Every line in the data below that holds "background" should be found and copied.

■ **RECORDS SHOWN**:
BEGIN

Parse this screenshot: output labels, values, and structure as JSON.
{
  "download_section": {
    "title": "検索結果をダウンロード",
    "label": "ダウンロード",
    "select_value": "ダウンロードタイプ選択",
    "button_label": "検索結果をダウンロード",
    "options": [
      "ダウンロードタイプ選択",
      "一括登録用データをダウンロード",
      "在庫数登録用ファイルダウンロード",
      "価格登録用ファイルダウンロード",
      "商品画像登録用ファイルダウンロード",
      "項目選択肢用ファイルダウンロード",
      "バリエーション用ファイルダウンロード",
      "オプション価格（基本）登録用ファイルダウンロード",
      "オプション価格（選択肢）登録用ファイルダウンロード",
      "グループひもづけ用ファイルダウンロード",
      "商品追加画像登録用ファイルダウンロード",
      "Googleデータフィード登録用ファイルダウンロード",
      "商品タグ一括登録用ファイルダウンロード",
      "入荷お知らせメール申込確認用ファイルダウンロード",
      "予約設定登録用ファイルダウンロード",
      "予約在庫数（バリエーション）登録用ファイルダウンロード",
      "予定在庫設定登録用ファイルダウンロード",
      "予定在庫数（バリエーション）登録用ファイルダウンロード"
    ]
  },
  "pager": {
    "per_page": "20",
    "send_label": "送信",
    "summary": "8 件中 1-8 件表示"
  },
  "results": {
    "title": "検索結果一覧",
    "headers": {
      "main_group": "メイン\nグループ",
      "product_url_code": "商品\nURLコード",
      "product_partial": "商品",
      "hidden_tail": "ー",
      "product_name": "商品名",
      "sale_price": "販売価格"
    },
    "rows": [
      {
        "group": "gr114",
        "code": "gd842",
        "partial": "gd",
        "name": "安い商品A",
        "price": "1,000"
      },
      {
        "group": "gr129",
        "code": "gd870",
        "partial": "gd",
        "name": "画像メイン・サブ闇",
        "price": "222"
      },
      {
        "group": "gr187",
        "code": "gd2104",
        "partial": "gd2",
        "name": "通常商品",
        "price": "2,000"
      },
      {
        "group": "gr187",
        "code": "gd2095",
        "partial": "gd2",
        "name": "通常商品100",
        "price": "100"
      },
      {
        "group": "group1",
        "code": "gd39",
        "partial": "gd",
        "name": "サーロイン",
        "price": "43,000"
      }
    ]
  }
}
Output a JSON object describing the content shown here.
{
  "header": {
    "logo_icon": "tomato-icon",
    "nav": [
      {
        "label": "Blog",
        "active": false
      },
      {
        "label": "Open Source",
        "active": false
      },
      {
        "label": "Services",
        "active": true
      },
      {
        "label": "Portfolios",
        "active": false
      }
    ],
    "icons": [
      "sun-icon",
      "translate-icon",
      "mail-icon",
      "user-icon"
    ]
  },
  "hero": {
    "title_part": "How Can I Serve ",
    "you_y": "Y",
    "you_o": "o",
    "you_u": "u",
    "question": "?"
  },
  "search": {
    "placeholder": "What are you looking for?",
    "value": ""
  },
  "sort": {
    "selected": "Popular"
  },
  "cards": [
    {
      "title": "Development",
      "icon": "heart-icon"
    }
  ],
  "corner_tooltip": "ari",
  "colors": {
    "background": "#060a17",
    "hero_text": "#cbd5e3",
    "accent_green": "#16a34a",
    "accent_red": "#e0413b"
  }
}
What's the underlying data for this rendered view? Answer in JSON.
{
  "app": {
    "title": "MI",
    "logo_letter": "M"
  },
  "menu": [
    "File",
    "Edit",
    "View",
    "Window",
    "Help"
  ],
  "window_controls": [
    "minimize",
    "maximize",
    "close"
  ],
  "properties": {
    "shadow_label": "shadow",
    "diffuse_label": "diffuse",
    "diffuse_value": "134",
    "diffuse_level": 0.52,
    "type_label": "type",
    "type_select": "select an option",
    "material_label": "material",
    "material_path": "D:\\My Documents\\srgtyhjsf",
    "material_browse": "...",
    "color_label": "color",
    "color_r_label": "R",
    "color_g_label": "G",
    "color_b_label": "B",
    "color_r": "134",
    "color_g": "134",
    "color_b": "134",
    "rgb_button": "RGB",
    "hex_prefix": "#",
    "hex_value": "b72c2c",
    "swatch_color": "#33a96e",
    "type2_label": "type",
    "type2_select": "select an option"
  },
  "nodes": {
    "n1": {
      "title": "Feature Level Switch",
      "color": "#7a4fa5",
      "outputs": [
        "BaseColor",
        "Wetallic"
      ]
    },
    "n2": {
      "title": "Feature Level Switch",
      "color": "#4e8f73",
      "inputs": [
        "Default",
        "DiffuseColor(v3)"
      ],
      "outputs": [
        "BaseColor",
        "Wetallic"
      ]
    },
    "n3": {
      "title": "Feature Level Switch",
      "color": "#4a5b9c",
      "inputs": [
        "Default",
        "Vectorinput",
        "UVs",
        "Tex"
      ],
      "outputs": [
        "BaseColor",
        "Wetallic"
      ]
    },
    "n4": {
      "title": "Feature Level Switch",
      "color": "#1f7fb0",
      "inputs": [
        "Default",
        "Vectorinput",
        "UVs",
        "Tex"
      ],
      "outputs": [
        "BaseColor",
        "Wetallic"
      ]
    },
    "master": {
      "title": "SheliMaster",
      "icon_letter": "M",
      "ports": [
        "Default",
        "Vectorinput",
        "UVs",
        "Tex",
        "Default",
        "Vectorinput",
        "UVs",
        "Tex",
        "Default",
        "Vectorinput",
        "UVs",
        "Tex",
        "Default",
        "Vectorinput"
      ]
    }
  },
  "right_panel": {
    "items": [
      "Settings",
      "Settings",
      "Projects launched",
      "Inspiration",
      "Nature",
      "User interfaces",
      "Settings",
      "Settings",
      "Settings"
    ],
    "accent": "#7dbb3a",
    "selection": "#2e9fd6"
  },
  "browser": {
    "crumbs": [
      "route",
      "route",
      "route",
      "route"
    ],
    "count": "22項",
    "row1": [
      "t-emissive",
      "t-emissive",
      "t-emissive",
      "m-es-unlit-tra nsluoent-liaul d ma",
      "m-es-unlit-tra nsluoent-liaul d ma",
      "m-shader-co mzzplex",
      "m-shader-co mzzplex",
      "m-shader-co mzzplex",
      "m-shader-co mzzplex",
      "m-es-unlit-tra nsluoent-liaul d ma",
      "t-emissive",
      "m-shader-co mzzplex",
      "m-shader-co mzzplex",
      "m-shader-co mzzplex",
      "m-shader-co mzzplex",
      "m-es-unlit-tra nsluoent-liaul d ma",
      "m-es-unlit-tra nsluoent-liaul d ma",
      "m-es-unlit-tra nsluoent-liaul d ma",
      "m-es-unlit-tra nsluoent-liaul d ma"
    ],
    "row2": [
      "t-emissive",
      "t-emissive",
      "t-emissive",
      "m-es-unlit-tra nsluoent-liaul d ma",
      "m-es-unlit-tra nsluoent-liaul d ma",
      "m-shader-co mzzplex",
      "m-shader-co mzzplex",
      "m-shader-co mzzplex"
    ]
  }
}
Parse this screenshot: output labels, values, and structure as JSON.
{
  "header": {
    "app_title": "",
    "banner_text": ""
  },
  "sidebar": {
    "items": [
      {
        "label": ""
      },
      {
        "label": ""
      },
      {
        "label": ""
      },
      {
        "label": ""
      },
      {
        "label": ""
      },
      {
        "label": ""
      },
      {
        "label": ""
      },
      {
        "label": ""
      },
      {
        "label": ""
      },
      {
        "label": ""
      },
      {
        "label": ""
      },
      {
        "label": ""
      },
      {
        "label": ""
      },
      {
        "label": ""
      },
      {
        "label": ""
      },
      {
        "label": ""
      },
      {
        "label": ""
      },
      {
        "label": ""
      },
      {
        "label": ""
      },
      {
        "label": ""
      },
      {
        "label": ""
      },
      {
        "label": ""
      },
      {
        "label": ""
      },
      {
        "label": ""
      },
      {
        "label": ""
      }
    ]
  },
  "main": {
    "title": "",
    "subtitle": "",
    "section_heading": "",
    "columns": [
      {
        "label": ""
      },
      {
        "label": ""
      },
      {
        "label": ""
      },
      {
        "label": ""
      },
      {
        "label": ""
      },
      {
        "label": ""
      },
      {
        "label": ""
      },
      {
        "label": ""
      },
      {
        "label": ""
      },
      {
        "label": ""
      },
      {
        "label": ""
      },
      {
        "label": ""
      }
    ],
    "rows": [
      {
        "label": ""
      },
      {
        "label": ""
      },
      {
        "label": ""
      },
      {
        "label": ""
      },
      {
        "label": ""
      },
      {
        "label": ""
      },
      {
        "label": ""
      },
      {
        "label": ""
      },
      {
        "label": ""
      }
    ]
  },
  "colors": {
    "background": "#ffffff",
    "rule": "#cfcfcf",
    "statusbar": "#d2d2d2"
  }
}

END

■ **RESPONSE AREA**:
    "background": "#060a17",
    "background": "#ffffff",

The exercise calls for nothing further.